In contrast to his usual method of devising everything - plot, dialogue, theme - from scratch with the actors, re-directing has been 'delightful and unusually angst-free'. 'Usually I'm carrying this burden of, “What the fuck am I doing? We've only got a few weeks left and there's nothing to show from it.” '
Devising a Mike Leigh piece can be a profound experience for actors, who get to be co-authors. So how did his originals feel when they saw their own roles occupied by younger models? 'They loved it. They all get one-sixth of 50 per cent of the royalties. But that's not why they loved it. Julie Walters will survive without that particular bonus.'
Creating 'Ecstasy' was, Leigh admits, 'quite traumatic for everyone, but in the best sense: important, emotional, an adventure. There was a notion they should all come together, but that would have been too much for the new cast. They never know when their doppelganger is in the house.'
After the accessibility of TV and film, Leigh does fret about the narrowness of theatre audiences. Hampstead used to be a byword for that exclusivity: in the original production of 'Ecstasy', Jim Broadbent was taken ill one night. When the actresses asked if there was a doctor in the house, 14 men stood up. 'I've clocked the audience and it's definitely a wider spectrum,' says Leigh. 'But you worry about how few people will see it even in the West End.' He's sceptical about the West End, in any case. 'The prices are ridiculous. The theatres are all lavatories, basically. Even in the smaller, better ones, the sightlines are dreadful.'
Like any director with experience of Fringeonomics, he's in it for the audience. 'When I think back to a time when I put on my improvised plays in various fringe venues, playing to half-full houses, trying to get an audience, it makes me cry to see people queueing up. I once did a show in Theatre Upstairs which got a good advance, kicked off, then Time Out reviewed it so badly that it closed. So it's just very nice that they want to see it.'
At least the Duchess is one of the smaller venues, well suited to intimate dramas. And the National's Cottesloe stage, where Leigh will unveil an untitled new play starring long-time collaborator Lesley Manville in autumn 2011, is smaller still. Leigh first met Manville during a doomed RSC project called 'Ice Cream', which was to have been staged after 'Abigail's Party'.
'I scrapped it because everyone was in other things. I had to go to Trevor Nunn and say, “This isn't going to happen”.' For a while, that 'put people off' commissioning him to do plays. And the time-consuming demands of making a Mike Leigh piece are a barrier to working in the theatre. But Nick Hytner's National Theatre has been accommodating, providing Leigh with three six-week rehearsal periods, triple the usual allocation. He won't - can't - talk about the subject of this or about his next film project, on Turner.

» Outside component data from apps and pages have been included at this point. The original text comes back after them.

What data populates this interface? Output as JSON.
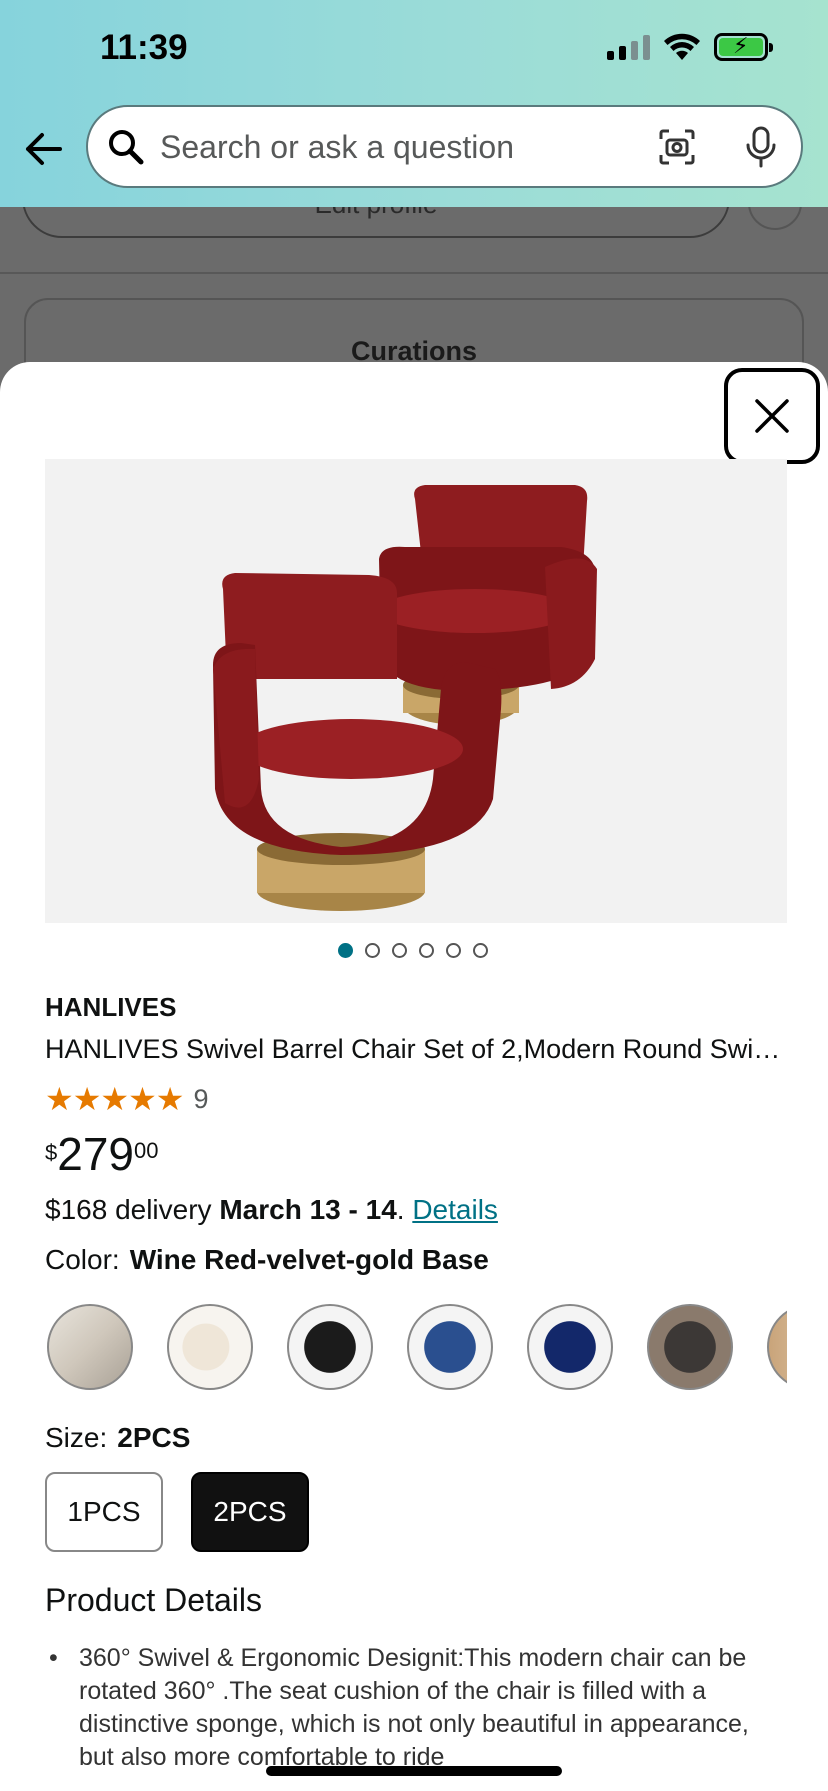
{
  "status_bar": {
    "time": "11:39"
  },
  "search": {
    "placeholder": "Search or ask a question"
  },
  "background_page": {
    "edit_label": "Edit profile",
    "card_title": "Curations"
  },
  "product": {
    "brand": "HANLIVES",
    "title": "HANLIVES Swivel Barrel Chair Set of 2,Modern Round Swi…",
    "stars": "★★★★★",
    "rating_count": "9",
    "price_symbol": "$",
    "price_whole": "279",
    "price_fraction": "00",
    "delivery_prefix": "$168 delivery ",
    "delivery_date": "March 13 - 14",
    "delivery_sep": ". ",
    "delivery_link": "Details",
    "color_label": "Color:",
    "color_value": "Wine Red-velvet-gold Base",
    "size_label": "Size:",
    "size_value": "2PCS",
    "size_options": [
      "1PCS",
      "2PCS"
    ],
    "selected_size": "2PCS",
    "image_count": 6,
    "image_index": 1,
    "details_heading": "Product Details",
    "bullet_1": "360° Swivel & Ergonomic Designit:This modern chair can be rotated 360° .The seat cushion of the chair is filled with a distinctive sponge, which is not only beautiful in appearance, but also more comfortable to ride"
  },
  "colors": {
    "accent_link": "#007185",
    "star": "#e67a00",
    "chair_red": "#8e1c1f",
    "gold_base": "#c9a668"
  }
}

When I suggest that's partly a fear of 'talking it out', he agrees - though he stresses that he genuinely doesn't have a clue what's going to happen. 'I've got a feeling floating around that changes. Between May 22 and the first night I will make discoveries that I can't dream of. All artists do. That's what it's all about.'
Even when you've been making something from nothing for as long as Leigh has, it's a nervous business. 'It gives me a sphinctal twitch even to think about it now,' he confesses. 'With the films we rehearse for six months, film for three and you're still making it up in the cutting room. With the new play, you've got to deliver the whole thing so that it's finished in time for opening night. But look, if I can't make a play up in 18 weeks, then I ought to pack up and go home really.'